** The task **
Pick out all lines with the word "tasks" from the records that follow.

[Data records for software interfaces]
*** Block opens ***
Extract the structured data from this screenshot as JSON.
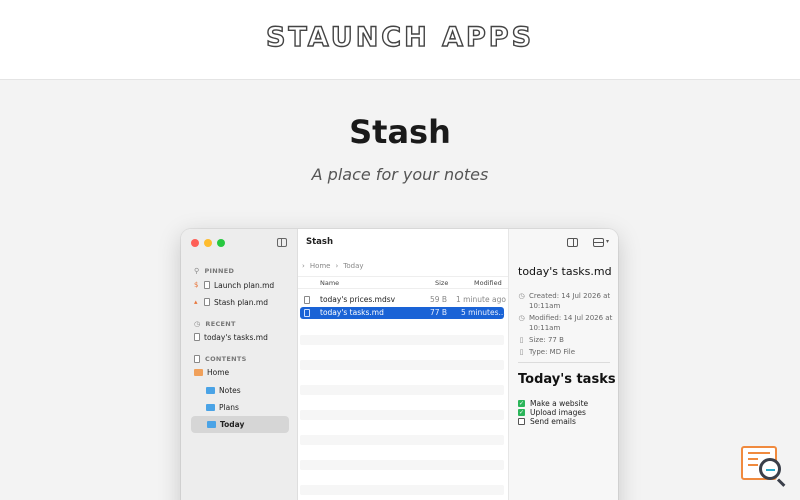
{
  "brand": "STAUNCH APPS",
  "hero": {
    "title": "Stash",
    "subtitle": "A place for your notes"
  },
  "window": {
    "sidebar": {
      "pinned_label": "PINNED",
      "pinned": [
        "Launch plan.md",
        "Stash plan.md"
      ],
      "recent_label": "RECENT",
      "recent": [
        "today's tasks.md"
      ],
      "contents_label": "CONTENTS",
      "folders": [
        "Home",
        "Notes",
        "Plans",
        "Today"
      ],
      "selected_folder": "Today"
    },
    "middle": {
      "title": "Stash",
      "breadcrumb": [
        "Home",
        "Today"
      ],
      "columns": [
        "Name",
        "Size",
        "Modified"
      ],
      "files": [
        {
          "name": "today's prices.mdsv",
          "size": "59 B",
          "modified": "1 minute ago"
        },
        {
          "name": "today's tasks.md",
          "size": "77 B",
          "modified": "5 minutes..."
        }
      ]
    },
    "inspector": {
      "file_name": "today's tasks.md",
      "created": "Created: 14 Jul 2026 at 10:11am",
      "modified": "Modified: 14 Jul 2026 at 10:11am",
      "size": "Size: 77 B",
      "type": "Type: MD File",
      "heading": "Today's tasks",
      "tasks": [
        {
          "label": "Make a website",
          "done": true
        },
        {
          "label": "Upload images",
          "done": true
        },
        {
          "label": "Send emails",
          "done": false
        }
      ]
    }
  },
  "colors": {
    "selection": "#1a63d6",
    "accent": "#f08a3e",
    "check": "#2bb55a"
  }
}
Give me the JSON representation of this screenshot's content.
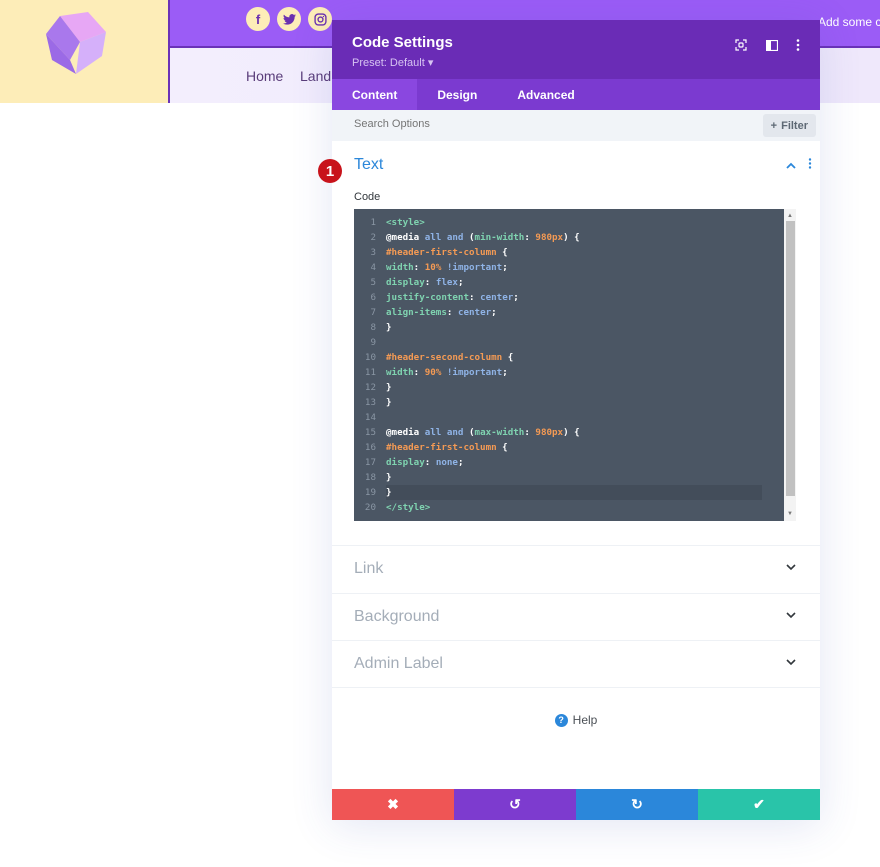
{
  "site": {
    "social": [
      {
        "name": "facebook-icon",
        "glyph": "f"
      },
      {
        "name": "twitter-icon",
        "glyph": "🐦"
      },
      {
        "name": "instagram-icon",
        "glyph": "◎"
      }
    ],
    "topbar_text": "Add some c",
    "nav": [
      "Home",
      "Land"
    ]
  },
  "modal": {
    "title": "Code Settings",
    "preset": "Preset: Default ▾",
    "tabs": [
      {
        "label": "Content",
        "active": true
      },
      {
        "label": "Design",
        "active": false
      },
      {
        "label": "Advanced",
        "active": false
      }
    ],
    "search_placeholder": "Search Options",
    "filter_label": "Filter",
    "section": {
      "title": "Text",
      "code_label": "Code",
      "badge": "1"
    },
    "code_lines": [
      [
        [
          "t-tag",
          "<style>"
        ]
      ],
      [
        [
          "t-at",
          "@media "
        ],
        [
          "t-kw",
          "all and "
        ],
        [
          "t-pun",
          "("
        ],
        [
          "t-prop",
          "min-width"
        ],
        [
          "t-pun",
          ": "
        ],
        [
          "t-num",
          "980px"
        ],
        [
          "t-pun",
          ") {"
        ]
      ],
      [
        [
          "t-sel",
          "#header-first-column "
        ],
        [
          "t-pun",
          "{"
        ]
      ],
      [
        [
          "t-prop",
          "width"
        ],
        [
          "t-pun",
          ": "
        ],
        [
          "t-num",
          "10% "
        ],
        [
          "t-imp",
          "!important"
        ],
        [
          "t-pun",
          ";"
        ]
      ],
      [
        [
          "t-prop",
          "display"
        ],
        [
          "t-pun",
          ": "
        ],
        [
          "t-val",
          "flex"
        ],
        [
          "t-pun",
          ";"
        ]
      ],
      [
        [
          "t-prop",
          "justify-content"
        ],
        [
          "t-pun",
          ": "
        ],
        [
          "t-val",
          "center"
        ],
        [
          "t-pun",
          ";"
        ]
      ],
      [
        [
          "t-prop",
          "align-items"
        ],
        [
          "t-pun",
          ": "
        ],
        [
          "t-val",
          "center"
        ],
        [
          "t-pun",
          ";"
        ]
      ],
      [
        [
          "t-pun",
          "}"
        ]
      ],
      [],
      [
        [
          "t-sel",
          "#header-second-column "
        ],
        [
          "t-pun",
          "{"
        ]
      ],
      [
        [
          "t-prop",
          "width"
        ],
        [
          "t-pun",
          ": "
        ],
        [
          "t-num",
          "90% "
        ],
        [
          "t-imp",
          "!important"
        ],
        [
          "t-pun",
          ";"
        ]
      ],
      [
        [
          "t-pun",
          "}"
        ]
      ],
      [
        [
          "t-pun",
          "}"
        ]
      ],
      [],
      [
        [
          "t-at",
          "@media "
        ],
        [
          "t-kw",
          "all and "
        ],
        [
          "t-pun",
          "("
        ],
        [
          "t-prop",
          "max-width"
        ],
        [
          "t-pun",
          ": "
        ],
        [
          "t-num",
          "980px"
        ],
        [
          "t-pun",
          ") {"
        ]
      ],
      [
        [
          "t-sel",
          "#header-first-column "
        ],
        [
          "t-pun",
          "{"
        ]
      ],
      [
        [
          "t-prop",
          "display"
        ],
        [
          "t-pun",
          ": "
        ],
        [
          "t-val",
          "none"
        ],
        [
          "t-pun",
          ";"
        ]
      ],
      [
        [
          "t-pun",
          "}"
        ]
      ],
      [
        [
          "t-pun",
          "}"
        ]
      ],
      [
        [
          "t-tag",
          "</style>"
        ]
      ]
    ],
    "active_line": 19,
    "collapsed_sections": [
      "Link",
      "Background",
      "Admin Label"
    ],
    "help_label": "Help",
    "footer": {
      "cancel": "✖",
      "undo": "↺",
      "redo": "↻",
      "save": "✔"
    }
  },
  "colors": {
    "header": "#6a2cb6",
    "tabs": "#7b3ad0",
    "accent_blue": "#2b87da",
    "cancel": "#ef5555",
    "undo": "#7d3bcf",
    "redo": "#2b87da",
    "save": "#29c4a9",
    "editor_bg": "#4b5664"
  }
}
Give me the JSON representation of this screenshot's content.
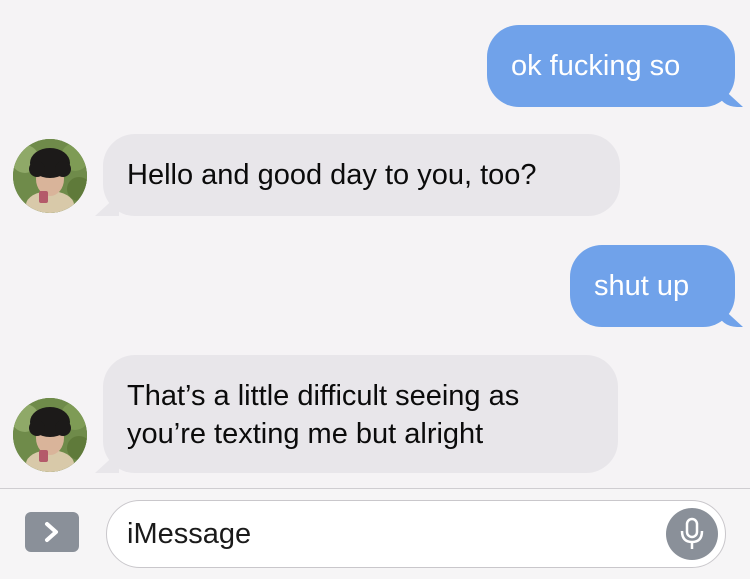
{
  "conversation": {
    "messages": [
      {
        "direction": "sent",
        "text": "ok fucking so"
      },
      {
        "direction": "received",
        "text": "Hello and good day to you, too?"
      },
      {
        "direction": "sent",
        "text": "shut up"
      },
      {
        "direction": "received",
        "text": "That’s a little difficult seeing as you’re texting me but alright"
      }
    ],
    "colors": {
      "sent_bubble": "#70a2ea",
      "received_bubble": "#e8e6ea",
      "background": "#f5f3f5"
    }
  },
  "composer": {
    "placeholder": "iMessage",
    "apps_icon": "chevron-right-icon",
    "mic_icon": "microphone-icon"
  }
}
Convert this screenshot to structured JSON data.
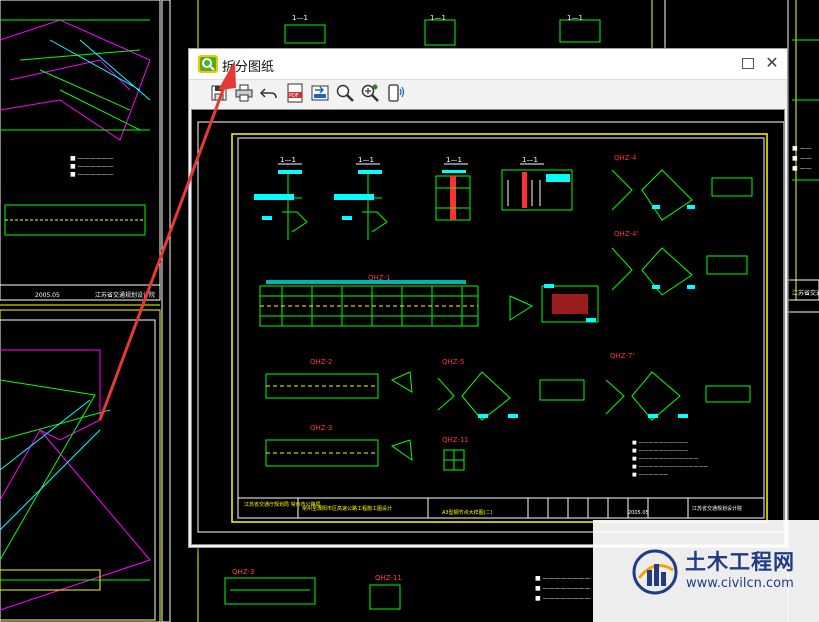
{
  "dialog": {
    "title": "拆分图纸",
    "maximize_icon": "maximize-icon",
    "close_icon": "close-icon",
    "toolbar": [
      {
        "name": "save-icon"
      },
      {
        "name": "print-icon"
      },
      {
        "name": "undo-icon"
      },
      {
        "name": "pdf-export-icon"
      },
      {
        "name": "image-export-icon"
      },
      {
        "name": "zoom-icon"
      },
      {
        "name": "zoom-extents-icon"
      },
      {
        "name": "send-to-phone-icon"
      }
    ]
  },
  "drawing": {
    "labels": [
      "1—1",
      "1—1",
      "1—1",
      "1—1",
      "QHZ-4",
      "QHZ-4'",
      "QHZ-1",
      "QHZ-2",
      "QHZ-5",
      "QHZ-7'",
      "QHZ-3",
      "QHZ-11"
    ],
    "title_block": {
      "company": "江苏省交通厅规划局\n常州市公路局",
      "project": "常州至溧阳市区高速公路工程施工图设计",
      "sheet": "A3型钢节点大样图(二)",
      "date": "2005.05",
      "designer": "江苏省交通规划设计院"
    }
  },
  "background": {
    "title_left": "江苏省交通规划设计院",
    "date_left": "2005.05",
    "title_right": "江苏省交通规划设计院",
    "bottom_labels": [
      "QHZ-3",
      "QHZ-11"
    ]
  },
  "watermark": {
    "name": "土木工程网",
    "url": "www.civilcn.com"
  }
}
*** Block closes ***
** Task answer **
        "today's tasks.md"
          "name": "today's tasks.md",
      "file_name": "today's tasks.md",
      "heading": "Today's tasks",
      "tasks": [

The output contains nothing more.